At the 6,800-student Oak Creek-Franklin joint school district just south of Milwaukee, Wisconsin, teachers tailor drills to the youngest students, calling them “buddy room drills” so they sound less scary. The term is used to practice anything that requires quickly moving, say from one classroom to another or inside from the playground, assistant superintendent for operations Daniel Unertl said.
Another option, according to some school safety experts, is to leave students out of active shooter drills altogether.
“There’s no evidence that they work, and if the real thing does happen, when adrenaline is pumping, all those lessons learned can be forgotten.”

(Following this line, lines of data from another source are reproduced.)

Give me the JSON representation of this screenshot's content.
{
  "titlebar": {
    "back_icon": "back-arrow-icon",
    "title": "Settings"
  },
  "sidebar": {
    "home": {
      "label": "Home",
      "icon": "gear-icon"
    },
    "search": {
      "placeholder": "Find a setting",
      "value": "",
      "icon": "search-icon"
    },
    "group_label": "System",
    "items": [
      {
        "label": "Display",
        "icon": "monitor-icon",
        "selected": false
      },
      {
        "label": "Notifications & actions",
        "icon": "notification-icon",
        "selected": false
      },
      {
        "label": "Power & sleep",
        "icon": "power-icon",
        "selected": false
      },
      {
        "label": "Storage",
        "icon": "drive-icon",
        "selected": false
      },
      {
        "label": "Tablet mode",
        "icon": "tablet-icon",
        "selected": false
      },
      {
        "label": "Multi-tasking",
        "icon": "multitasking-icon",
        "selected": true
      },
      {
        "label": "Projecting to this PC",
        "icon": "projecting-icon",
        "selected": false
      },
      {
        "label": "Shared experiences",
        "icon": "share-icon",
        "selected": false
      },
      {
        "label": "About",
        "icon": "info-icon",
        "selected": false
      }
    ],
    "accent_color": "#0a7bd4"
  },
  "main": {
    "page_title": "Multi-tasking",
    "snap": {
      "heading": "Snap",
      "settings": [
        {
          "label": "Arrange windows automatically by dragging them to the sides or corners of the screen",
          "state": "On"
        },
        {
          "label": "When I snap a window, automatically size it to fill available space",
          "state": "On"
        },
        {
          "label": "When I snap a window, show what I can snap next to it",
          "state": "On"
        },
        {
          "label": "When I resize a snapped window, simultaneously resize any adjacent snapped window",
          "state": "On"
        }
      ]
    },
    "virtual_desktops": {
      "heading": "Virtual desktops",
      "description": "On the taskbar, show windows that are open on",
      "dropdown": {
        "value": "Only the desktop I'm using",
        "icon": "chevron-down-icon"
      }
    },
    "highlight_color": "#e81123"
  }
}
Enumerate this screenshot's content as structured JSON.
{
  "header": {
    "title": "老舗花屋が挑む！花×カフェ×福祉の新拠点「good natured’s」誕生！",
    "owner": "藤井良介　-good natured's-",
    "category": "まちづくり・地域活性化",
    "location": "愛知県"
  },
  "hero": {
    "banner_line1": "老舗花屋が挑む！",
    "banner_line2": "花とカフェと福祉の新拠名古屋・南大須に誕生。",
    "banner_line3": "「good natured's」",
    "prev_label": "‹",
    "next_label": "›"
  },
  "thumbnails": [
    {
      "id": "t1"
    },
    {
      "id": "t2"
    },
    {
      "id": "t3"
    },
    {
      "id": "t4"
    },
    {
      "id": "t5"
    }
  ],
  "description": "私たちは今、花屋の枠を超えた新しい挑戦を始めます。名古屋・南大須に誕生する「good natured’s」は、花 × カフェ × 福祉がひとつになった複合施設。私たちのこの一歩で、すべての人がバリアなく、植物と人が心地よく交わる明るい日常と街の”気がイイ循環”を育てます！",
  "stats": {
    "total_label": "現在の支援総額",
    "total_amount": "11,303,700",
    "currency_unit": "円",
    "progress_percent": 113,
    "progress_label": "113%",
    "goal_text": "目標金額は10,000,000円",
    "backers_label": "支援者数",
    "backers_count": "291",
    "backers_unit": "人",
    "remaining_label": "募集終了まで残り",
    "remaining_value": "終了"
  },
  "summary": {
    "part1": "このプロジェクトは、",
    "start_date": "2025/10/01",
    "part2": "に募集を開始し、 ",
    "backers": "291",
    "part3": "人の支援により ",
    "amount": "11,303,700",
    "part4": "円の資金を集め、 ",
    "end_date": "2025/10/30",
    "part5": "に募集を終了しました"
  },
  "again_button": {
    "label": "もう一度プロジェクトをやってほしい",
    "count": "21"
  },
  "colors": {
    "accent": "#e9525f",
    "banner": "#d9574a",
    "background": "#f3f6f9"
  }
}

Fox, the Northeastern criminologist, does not see how students benefit from them, arguing that teachers can learn just as well to practice for these events from their local police departments without students being traumatized in the process.
“There’s no evidence that they work, and if the real thing does happen, when adrenaline is pumping, all those lessons learned can be forgotten,” he said.
“It doesn’t mean you shouldn’t do anything — it would be just as effective if you just told kids what happens in the case of an active shooter,” he added, just as safety videos on planes don’t involve passengers actually rehearsing an evacuation.
Pottinger, the Arizona mom, said talking through her son’s fears and giving him coping strategies (including telling him to envision an imaginary cloud keeping watch over him) helped him to not be as nervous. She has switched her son to a preschool closer to home but does not blame his previous school, which she believes was just doing what administrators felt was in the kids’ best interest.
Still, she said, seeing the effect that the drills had on her son was “really concerning.”
“I do understand that these protocols are unfortunately becoming more normal and needed,” she said, “but I think there are other strategies that can be implemented.”
CORRECTION (April 15, 2019, 11:30 a.m. ET): An earlier version of this article misspelled the name of an Arizona city. It is Tucson, not Tuscon.